47. Zhdanova IV. Melatonin as a hypnotic: Pro. Sleep Med Rev 2005; 9:51–65
48. Zhang Z, Chen K, Ni H, et al. Sedation of mechanically ventilated adults in intensive care unit: A network meta-analysis. Sci Rep 2017; 7:44979
49. Su X, Meng ZT, Wu XH, et al. Dexmedetomidine for prevention of delirium in elderly patients after non-cardiac surgery: A randomised, double-blind, placebo-controlled trial. Lancet 2016; 388:1893–1902
50. Wu XH, Cui F, Zhang C, et al. Low-dose dexmedetomidine improves sleep quality pattern in elderly patients after noncardiac surgery in the intensive care unit: A pilot randomized controlled trial.
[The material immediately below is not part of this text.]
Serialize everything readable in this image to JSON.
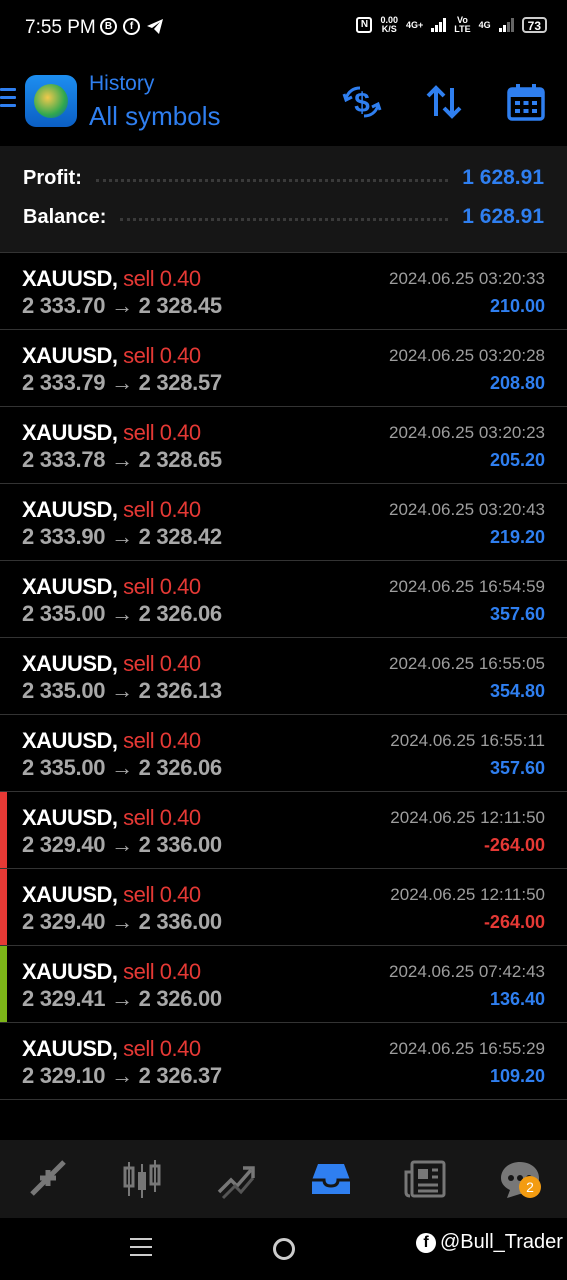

Anesthesiology 2016; 125:979–991
51. Akeju O, Kim SE, Vazquez R, et al. Spatiotemporal dynamics of dexmedetomidine-induced electroencephalogram oscillations. PLoS One 2016; 11:e0163431
52. Akeju O, Pavone KJ, Westover MB, et al. A comparison of propofol- and dexmedetomidine-induced electroencephalogram dynamics using spectral and coherence analysis. Anesthesiology 2014; 121:978–989
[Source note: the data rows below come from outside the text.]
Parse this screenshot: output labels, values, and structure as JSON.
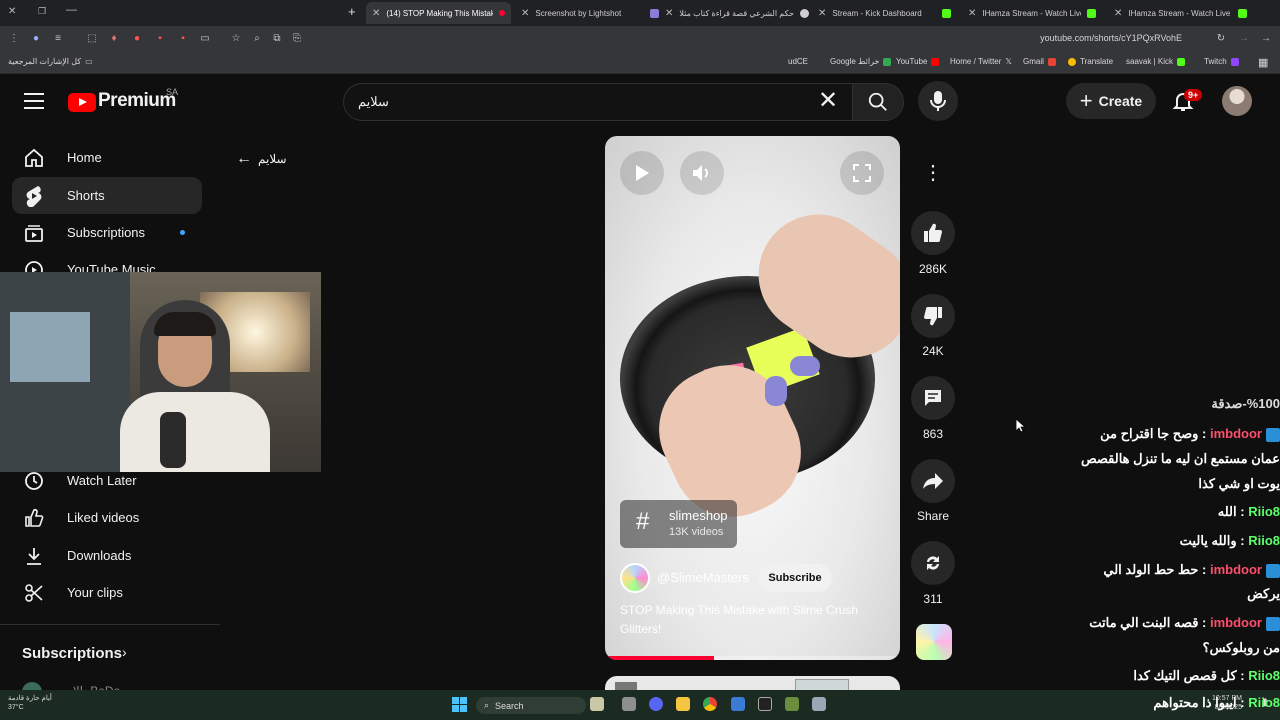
{
  "browser": {
    "tabs": [
      {
        "title": "(14) STOP Making This Mistake",
        "active": true
      },
      {
        "title": "Screenshot by Lightshot"
      },
      {
        "title": "حكم الشرعي قصة قراءة كتاب مثلا"
      },
      {
        "title": "Stream - Kick Dashboard"
      },
      {
        "title": "IHamza Stream - Watch Live on"
      },
      {
        "title": "IHamza Stream - Watch Live on"
      }
    ],
    "url": "youtube.com/shorts/cY1PQxRVohE",
    "bookmarks_left": "كل الإشارات المرجعية",
    "bookmarks": [
      "udCE",
      "Google خرائط",
      "YouTube",
      "Home / Twitter",
      "Gmail",
      "Translate",
      "saavak | Kick",
      "Twitch"
    ]
  },
  "header": {
    "logo_text": "Premium",
    "country_code": "SA",
    "search_value": "سلايم",
    "create_label": "Create",
    "notification_count": "9+"
  },
  "sidebar": {
    "items": [
      {
        "label": "Home",
        "icon": "home-icon"
      },
      {
        "label": "Shorts",
        "icon": "shorts-icon",
        "selected": true
      },
      {
        "label": "Subscriptions",
        "icon": "subscriptions-icon"
      },
      {
        "label": "YouTube Music",
        "icon": "youtube-music-icon"
      },
      {
        "label": "Watch Later",
        "icon": "clock-icon"
      },
      {
        "label": "Liked videos",
        "icon": "thumbs-up-icon"
      },
      {
        "label": "Downloads",
        "icon": "download-icon"
      },
      {
        "label": "Your clips",
        "icon": "scissors-icon"
      }
    ],
    "subscriptions_heading": "Subscriptions",
    "partial_channel": "ـالا ـ BeDo"
  },
  "back_label": "سلايم",
  "short": {
    "hashtag": "slimeshop",
    "hashtag_count": "13K videos",
    "channel": "@SlimeMasters",
    "subscribe_label": "Subscribe",
    "title": "STOP Making This Mistake with Slime Crush Glitters!",
    "progress": 0.37
  },
  "actions": {
    "likes": "286K",
    "dislikes": "24K",
    "comments": "863",
    "share_label": "Share",
    "remix": "311"
  },
  "chat": [
    {
      "text": "%100-صدقة",
      "partial": true
    },
    {
      "user": "imbdoor",
      "msg": "وصح جا اقتراح من"
    },
    {
      "text": "عمان مستمع ان ليه ما تنزل هالقصص"
    },
    {
      "text": "يوت او شي كذا"
    },
    {
      "user": "Riio8",
      "msg": "الله"
    },
    {
      "user": "Riio8",
      "msg": "والله ياليت"
    },
    {
      "user": "imbdoor",
      "msg": "حط حط الولد الي"
    },
    {
      "text": "يركض"
    },
    {
      "user": "imbdoor",
      "msg": "قصه البنت الي ماتت"
    },
    {
      "text": "من روبلوكس؟"
    },
    {
      "user": "Riio8",
      "msg": "كل قصص التيك كدا"
    },
    {
      "user": "Riio8",
      "msg": "ايبوا ذا محتواهم"
    }
  ],
  "taskbar": {
    "weather_line1": "أيام حارة قادمة",
    "weather_line2": "37°C",
    "search_label": "Search",
    "time": "10:57 PM",
    "date": "8/6/2025"
  }
}
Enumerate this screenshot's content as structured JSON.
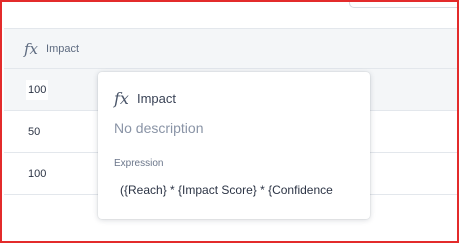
{
  "column": {
    "icon": "fx-formula-icon",
    "name": "Impact"
  },
  "rows": [
    {
      "value": "100"
    },
    {
      "value": "50"
    },
    {
      "value": "100"
    }
  ],
  "popover": {
    "icon": "fx-formula-icon",
    "name": "Impact",
    "description": "No description",
    "expression_label": "Expression",
    "expression": "({Reach} * {Impact Score} * {Confidence"
  }
}
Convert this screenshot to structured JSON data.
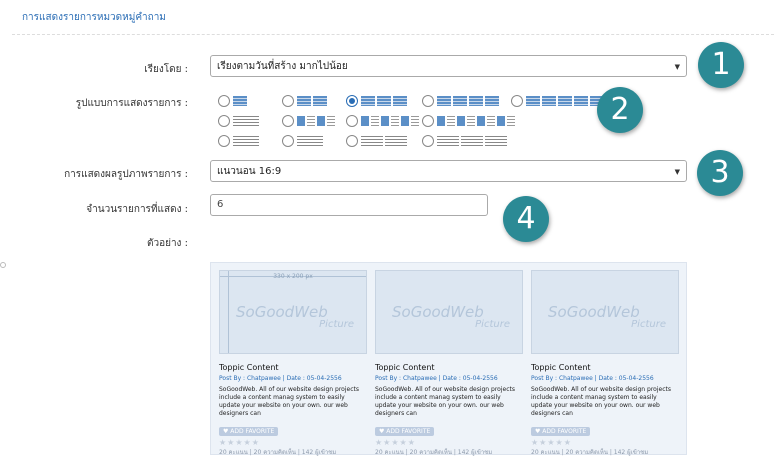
{
  "header": {
    "title": "การแสดงรายการหมวดหมู่คำถาม"
  },
  "form": {
    "sort_label": "เรียงโดย :",
    "sort_value": "เรียงตามวันที่สร้าง มากไปน้อย",
    "layout_label": "รูปแบบการแสดงรายการ :",
    "image_label": "การแสดงผลรูปภาพรายการ :",
    "image_value": "แนวนอน 16:9",
    "count_label": "จำนวนรายการที่แสดง :",
    "count_value": "6",
    "example_label": "ตัวอย่าง :"
  },
  "badges": [
    "1",
    "2",
    "3",
    "4"
  ],
  "layout_options": {
    "selected_index": 2,
    "count": 12
  },
  "preview": {
    "image_size": "330 x 200 px",
    "watermark": "SoGoodWeb",
    "watermark_sub": "Picture",
    "cards": [
      {
        "title": "Toppic Content",
        "meta": "Post By : Chatpawee  |  Date : 05-04-2556",
        "desc": "SoGoodWeb. All of our website design projects include a content manag system to easily update your website on your own. our web designers can",
        "fav": "ADD FAVORITE",
        "stars": "★★★★★",
        "stats": "20 คะแนน | 20 ความคิดเห็น | 142 ผู้เข้าชม"
      },
      {
        "title": "Toppic Content",
        "meta": "Post By : Chatpawee  |  Date : 05-04-2556",
        "desc": "SoGoodWeb. All of our website design projects include a content manag system to easily update your website on your own. our web designers can",
        "fav": "ADD FAVORITE",
        "stars": "★★★★★",
        "stats": "20 คะแนน | 20 ความคิดเห็น | 142 ผู้เข้าชม"
      },
      {
        "title": "Toppic Content",
        "meta": "Post By : Chatpawee  |  Date : 05-04-2556",
        "desc": "SoGoodWeb. All of our website design projects include a content manag system to easily update your website on your own. our web designers can",
        "fav": "ADD FAVORITE",
        "stars": "★★★★★",
        "stats": "20 คะแนน | 20 ความคิดเห็น | 142 ผู้เข้าชม"
      }
    ]
  }
}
53. Huupponen E, Maksimow A, Lapinlampi P, et al. Electroencephalogram spindle activity during dexmedetomidine sedation and physiological sleep. Acta Anaesthesiol Scand 2008; 52:289–294
54. Alexopoulou C, Kondili E, Diamantaki E, et al. Effects of dexmedetomidine on sleep quality in critically ill patients: A pilot study. Anesthesiology 2014; 121:801–807
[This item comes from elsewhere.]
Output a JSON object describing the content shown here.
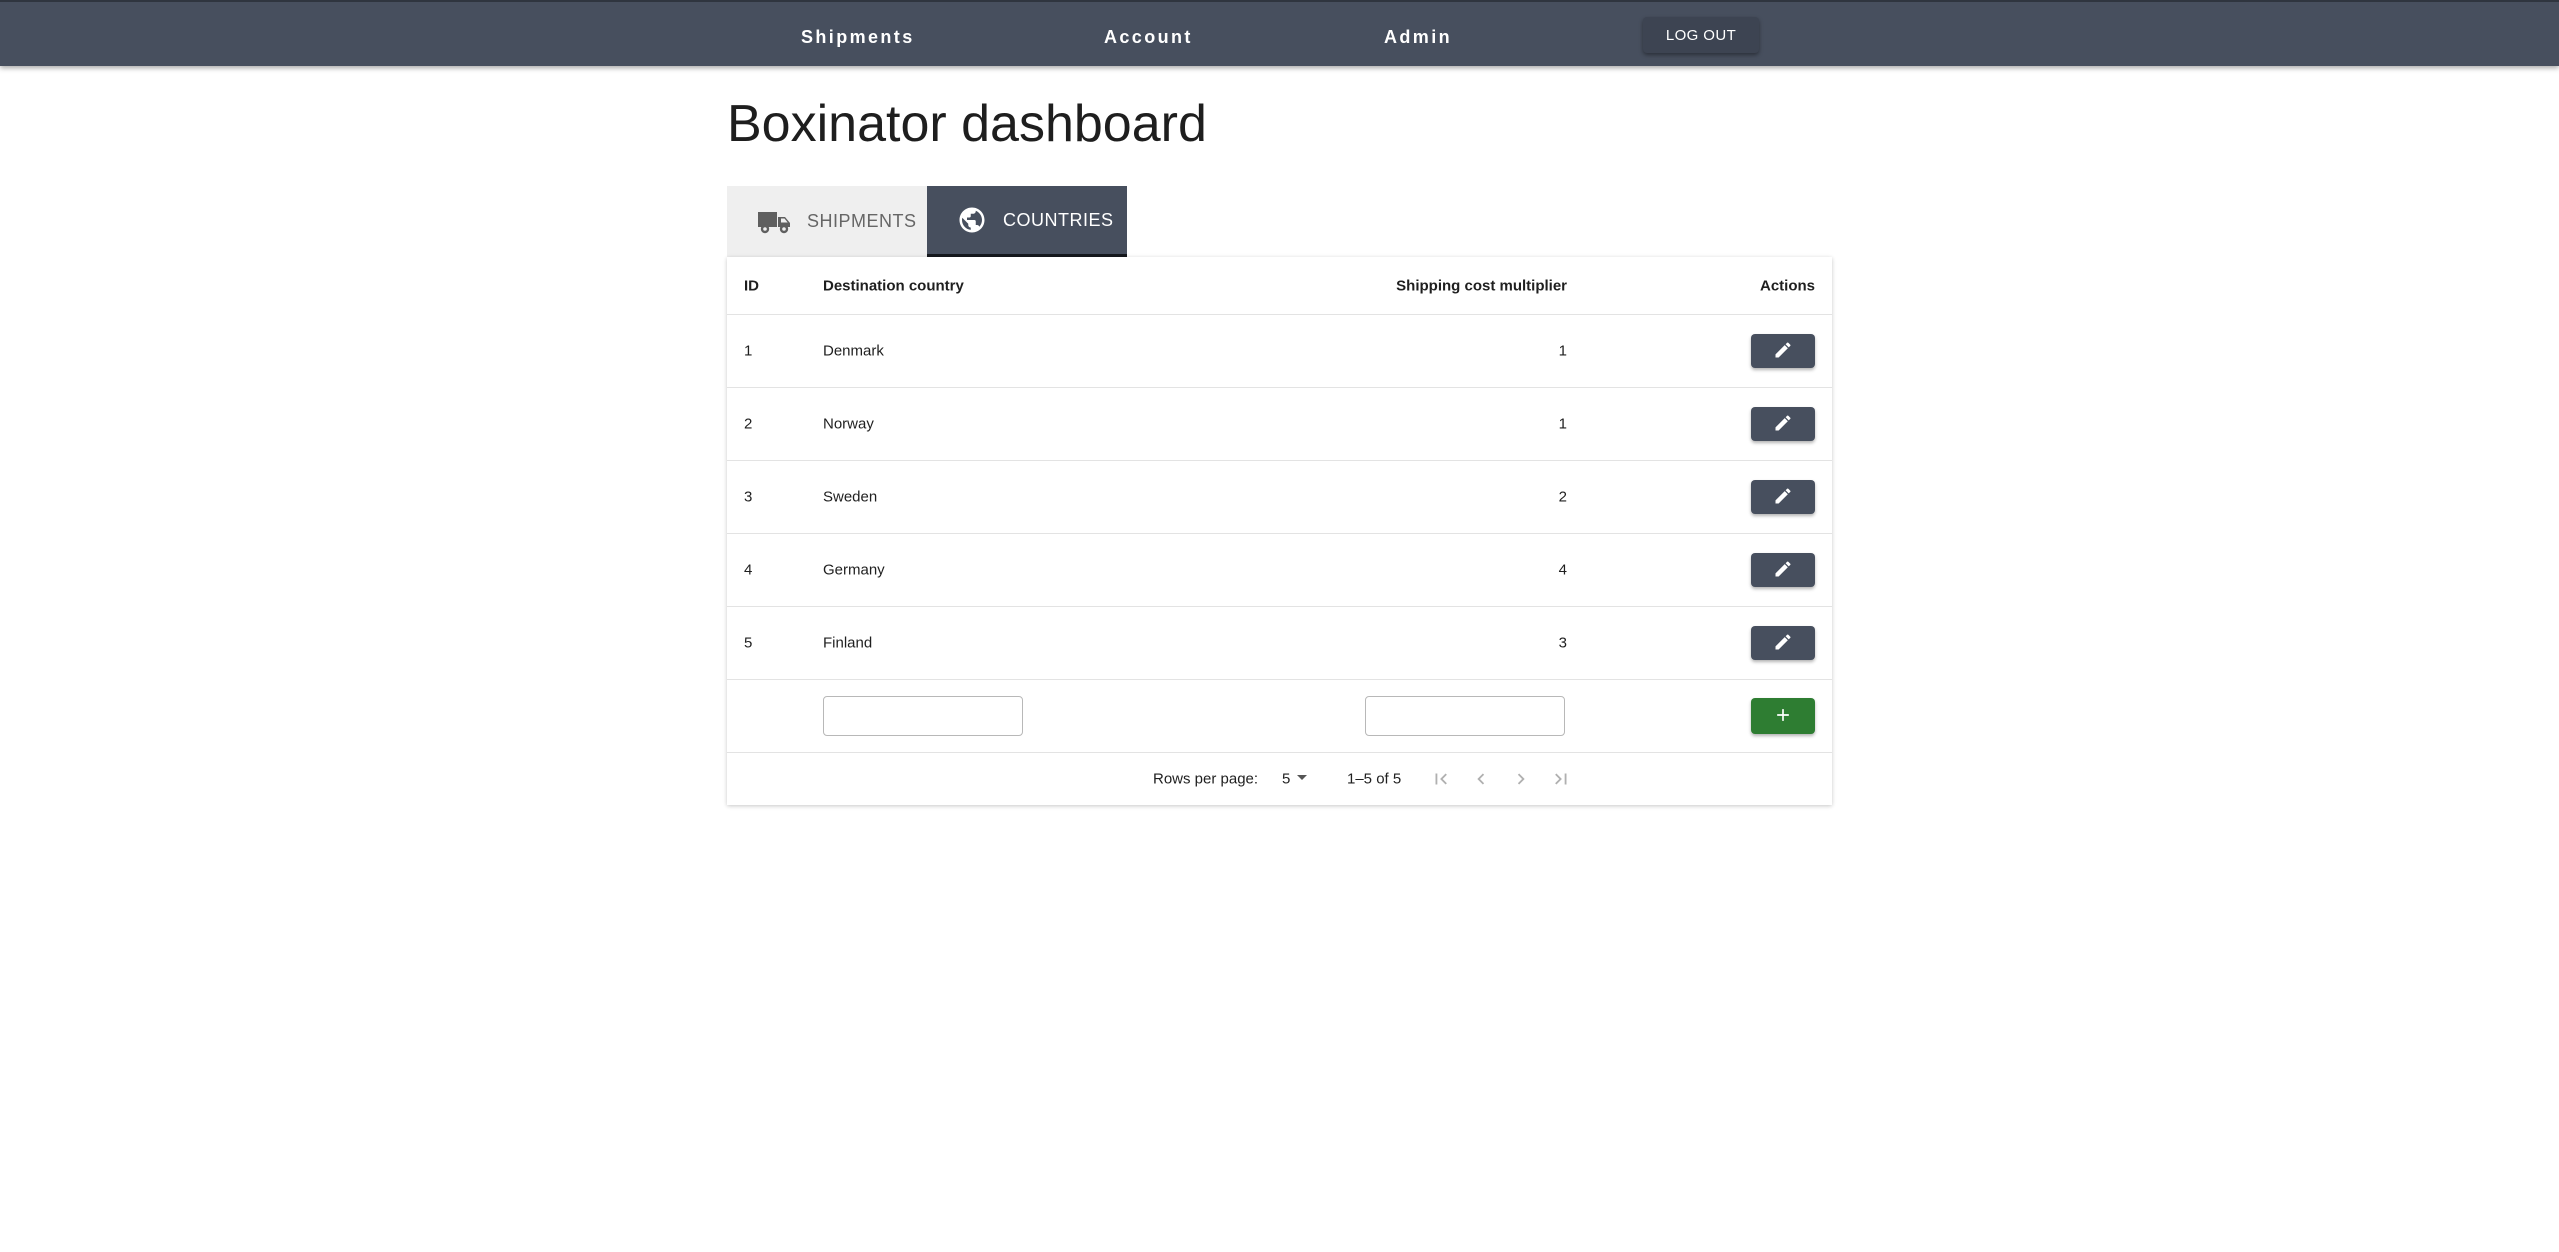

55. Oto J, Yamamoto K, Koike S, et al. Sleep quality of mechanically ventilated patients sedated with dexmedetomidine. Intensive Care Med 2012; 38:1982–1989
56. Wei LA, Fearing MA, Sternberg EJ, et al. The Confusion Assessment Method: A systematic review of current usage. J Am Geriatr Soc 2008; 56:823–830
57. Ely EW, Margolin R, Francis J, et al. Evaluation of delirium in critically ill patients: Validation of the Confusion Assessment Method for the Intensive Care Unit (CAM-ICU). Crit Care Med 2001; 29:1370–1379
58. Al-Aama T, Brymer C, Gutmanis I, et al. Melatonin decreases delirium in elderly patients: A randomized, placebo-controlled trial. Int J Geriatr Psychiatry 2011; 26:687–694
59. Kamdar BB, King LM, Collop NA, et al. The effect of a quality improvement intervention on perceived sleep quality and cognition in a medical ICU. Crit Care Med 2013; 41:800–809
60. Park SY, Kim HS, Choe YH, et al. Early reality-orienting assuring and sleep assurance for delirium in intensive care unit(ICU): A quality improvement(QI) project. Intensive Care Med 2014; 40:S250
Keywords:

anesthesia; delirium; meta-analysis; postoperative; sleep disturbance; systematic review

Supplemental Digital Content

Back to Top | Article Outline
Copyright © by 2018 by the Society of Critical Care Medicine and Wolters Kluwer Health, Inc. All Rights Reserved.